Water Saving & Energy Efficient Dishwashers
Convenient and green
Washing dishes at the sink can be a Zen-like ritual–or at least a way to get your hands warm and your fingernails clean. But automatic dishwashers have their benefits, too, and not just for the busy and the lazy. Used wisely, modern automatics consume less water and energy than washing dishes by hand.
Today’s best energy-efficient dishwashers have soil sensors that automatically adjust power and water use based on how yucky your dishes are. Most offer an internal booster heater that raises the water temperature inside the dishwasher to about 140°F. This allows you to save energy and money by reducing your home’s water heater temperature to 120°F or so. So sit back, enjoy your friends and family, and–for a few blissful minutes–let your dishwasher help you save the planet.
- Wash smart. Don’t pre-rinse your dishes. Just scrape off the biggest food scraps into your compost bucket. Modern dishwashers and detergents can take care of the rest. Pre-rinsing can waste as much as 20 gallons of water, according to Energy Star. If your dirty dishes sit overnight, use the dishwasher’s rinse feature–it uses much less water than hand rinsing. In addition, always run your dishwasher with full loads and use the water-saver setting.
- Air dry. The “air-dry” setting just uses a fan rather than the electric heating element for the “heat-dry” setting. It takes a bit longer but saves you money.
- Wash light. If your dishwasher doesn’t have soil-sensing technology, use the “light wash” or “china/light” setting unless you have a very dirty load.
- Turn down the heat. If your dishwasher has an internal booster heater, turn down your home’s main water heater temperature to 120°F.
When shopping, look for
- Energy efficiency. Dishwashers that have earned the government’s Energy Star label use energy at least 41% more efficiently than dishwashers that only meet the federal government’s minimum energy standards. But even among Energy Star dishwashers, energy consumption varies widely. When shopping, look for the yellow and black EnergyGuide label required by the federal government. It will tell you how much energy that particular model will use in kilowatt-hours per year (kWh/yr), allowing you to do an apples-to-apples comparison of different dishwashers. Or you can compare dishwashers’ Energy Factor (EF), another measurement of the dishwasher’s energy efficiency. A higher EF is better. The federal minimum EF for dishwashers is 0.46. Energy Star qualified models currently must have an EF of at least 0.65.

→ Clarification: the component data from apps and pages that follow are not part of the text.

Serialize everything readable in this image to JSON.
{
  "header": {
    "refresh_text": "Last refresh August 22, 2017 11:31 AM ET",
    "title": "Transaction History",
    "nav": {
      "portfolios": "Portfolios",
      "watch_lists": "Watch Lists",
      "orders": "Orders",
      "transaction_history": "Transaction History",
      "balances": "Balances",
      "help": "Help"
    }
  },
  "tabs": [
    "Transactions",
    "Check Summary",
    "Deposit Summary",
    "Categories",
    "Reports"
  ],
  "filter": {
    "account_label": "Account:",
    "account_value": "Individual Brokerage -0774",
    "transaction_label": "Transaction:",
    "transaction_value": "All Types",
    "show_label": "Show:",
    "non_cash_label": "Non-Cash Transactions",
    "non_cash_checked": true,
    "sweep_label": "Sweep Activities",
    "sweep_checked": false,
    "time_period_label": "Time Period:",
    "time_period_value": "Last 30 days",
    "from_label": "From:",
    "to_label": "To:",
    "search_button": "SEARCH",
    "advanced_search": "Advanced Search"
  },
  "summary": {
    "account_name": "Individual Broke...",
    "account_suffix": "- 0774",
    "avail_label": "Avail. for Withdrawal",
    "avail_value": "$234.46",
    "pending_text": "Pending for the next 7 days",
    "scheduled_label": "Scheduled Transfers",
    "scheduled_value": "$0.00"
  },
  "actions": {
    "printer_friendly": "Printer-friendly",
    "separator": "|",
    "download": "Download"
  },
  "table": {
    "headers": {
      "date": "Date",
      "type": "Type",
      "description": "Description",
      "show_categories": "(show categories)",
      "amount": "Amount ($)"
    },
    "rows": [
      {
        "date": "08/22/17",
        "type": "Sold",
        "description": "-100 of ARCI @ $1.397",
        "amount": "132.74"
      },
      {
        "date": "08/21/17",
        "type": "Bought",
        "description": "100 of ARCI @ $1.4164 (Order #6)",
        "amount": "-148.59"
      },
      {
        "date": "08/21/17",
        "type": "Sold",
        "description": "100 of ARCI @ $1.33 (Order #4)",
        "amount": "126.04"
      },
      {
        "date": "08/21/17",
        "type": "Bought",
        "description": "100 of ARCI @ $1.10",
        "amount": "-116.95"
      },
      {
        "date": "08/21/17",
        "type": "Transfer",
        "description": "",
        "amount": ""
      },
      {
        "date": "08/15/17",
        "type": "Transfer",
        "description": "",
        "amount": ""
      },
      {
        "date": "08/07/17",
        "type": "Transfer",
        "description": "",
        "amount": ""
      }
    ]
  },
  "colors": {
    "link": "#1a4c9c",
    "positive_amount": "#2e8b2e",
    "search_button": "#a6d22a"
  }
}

- Low water use. Energy Star dishwashers use about one-third less water than other dishwashers–averaging 4 gallons a cycle, compared to 6 gallons for other new dishwashers and 8 to 14 gallons for older models.
When you buy a new dishwasher, be sure to recycle your old one rather than trashing it. Dishwashers contain a lot of steel that’s recyclable. To find out where to recycle your old dishwasher, contact your city’s recycling department or go to Earth 911.
to you, your wallet, and the Earth
Assuming you don’t pre-rinse the dishes, using an Energy Star dishwasher instead of hand washing will save you 5,000 gallons of water, $40 in utility bills, and 230 hours of your time-every year! If your dishwasher was manufactured before 1994, replacing it with an Energy Star model can save you more than $30 per year in utility costs and more than 1,000 gallons of water. So, if you have an older model that requires you to do some pre-washing, shop away knowing a new model can save you $70 per year and a whole lot of time!
- Supersizing. Don’t buy a supersized dishwasher. If you don’t cook much and rarely fill up the dishwasher, consider buying a compact model (18″ instead of the standard 24″) or a dishwasher drawer–you’ll save energy and water. But if you use the dishwasher often, you’ll save energy and water with a standard-size dishwasher rather than running a compact model more frequently.
- Location. If you’re remodeling your kitchen, try not to place the dishwasher too close to the refrigerator. Dishwashers produce heat, which can make a nearby refrigerator work harder to stay cold.
- Check with your local energy and water utility companies–some offer rebates for purchasing energy- and water-efficient appliances.
- The Energy Star website also provides a list of Energy Star dishwashers and their energy